[Excerpts from an interface dataset]

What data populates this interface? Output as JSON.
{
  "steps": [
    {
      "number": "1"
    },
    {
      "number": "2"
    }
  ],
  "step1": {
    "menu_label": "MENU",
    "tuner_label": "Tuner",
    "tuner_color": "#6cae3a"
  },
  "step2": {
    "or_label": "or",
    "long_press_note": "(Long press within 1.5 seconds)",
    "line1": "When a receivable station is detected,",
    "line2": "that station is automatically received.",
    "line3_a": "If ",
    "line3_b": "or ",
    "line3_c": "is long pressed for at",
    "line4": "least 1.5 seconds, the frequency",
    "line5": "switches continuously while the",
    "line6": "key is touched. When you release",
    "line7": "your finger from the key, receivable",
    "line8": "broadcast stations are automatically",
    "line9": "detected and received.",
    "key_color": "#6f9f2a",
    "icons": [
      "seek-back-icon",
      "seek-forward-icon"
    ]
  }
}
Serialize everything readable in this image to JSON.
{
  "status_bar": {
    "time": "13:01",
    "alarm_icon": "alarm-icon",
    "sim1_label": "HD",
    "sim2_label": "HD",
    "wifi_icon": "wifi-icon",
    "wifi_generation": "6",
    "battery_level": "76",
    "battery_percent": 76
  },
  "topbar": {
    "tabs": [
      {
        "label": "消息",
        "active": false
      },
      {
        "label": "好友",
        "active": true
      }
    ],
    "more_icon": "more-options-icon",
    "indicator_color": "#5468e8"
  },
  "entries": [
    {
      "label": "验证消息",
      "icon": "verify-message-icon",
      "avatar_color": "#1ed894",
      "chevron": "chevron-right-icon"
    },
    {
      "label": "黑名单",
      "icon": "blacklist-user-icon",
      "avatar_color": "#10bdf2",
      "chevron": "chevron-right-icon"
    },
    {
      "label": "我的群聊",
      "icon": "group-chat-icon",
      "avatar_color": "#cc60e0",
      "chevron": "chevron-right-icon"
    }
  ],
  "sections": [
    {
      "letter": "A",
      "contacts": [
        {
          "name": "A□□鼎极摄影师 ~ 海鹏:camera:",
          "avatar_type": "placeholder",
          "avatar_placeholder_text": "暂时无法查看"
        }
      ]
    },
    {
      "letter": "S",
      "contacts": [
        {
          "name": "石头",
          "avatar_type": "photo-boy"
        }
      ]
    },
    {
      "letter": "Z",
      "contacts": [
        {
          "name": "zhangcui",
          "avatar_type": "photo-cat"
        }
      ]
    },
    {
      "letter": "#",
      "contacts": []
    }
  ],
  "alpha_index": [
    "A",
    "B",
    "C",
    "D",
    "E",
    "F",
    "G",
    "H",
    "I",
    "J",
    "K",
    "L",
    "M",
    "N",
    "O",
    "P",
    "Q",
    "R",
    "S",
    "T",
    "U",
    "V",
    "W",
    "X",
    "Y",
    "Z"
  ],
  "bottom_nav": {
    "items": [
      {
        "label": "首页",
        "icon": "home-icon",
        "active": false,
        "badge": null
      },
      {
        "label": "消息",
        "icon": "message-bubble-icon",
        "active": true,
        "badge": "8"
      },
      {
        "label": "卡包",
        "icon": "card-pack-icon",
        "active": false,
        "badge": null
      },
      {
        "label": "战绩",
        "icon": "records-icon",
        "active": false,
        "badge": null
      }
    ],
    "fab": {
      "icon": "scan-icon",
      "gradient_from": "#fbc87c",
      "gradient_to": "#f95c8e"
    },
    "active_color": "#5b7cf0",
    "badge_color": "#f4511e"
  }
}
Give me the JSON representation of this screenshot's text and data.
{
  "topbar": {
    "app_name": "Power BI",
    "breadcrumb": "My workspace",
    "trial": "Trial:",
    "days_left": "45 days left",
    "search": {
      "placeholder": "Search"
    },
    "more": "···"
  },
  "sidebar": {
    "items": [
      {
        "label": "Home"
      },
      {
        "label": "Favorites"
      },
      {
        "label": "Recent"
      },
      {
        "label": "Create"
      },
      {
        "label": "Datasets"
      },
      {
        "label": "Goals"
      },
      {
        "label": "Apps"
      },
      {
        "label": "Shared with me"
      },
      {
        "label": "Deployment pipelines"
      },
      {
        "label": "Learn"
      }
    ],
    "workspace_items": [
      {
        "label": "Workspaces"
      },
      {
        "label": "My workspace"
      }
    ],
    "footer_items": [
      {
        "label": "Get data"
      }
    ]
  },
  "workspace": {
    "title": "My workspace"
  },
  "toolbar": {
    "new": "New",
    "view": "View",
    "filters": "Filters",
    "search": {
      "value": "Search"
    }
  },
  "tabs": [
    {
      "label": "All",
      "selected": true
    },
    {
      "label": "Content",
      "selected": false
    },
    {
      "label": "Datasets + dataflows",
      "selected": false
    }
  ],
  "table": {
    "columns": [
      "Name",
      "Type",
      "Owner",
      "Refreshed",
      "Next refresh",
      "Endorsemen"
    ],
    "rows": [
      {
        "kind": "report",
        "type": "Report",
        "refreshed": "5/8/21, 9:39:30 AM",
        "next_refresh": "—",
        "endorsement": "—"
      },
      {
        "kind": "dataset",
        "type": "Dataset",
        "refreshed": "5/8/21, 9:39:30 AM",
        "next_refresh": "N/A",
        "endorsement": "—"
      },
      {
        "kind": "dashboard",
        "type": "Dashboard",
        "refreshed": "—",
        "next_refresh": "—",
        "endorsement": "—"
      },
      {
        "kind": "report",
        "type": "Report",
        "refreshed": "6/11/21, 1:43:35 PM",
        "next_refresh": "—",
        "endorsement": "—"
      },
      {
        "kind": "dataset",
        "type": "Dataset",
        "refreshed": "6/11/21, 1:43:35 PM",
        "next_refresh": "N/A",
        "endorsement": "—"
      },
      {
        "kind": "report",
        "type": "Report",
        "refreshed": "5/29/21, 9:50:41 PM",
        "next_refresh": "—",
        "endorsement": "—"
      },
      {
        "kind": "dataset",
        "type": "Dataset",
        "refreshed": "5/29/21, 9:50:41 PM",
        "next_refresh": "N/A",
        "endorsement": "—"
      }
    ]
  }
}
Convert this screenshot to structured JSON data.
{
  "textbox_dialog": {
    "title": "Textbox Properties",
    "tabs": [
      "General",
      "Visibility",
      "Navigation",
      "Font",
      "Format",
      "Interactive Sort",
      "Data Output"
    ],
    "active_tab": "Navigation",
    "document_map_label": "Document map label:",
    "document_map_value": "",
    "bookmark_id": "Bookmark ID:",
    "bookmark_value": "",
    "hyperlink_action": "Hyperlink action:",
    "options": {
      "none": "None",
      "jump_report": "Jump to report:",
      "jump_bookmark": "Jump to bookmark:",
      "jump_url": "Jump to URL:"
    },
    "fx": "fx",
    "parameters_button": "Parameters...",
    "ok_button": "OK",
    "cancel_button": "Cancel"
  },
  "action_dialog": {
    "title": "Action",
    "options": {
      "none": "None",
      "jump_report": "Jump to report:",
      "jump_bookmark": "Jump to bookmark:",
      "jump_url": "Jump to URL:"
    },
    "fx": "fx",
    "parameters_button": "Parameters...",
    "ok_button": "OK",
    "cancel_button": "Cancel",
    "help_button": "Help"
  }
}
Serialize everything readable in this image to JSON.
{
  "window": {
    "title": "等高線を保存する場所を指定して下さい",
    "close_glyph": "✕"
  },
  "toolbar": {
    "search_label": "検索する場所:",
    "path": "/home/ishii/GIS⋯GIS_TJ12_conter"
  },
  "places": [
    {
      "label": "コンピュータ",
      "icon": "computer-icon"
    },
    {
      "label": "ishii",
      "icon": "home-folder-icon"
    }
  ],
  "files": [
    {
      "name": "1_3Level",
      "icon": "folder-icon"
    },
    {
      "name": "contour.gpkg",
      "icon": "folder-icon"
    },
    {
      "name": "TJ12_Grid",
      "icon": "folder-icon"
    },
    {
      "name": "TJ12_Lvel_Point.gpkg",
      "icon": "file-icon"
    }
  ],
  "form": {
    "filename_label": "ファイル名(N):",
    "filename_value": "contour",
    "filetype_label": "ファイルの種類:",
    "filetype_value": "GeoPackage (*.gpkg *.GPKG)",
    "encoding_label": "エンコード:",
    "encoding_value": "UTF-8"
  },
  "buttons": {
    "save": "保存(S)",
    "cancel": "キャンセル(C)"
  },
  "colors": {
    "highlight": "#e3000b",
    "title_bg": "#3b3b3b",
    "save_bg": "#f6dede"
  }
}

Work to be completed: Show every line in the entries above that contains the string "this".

Response:
What data populates this interface? Output as JSON.
Serialize everything readable in this image to JSON.
Give me the JSON representation of this screenshot's text and data.
Convert this screenshot to structured JSON data.
Serialize everything readable in this image to JSON.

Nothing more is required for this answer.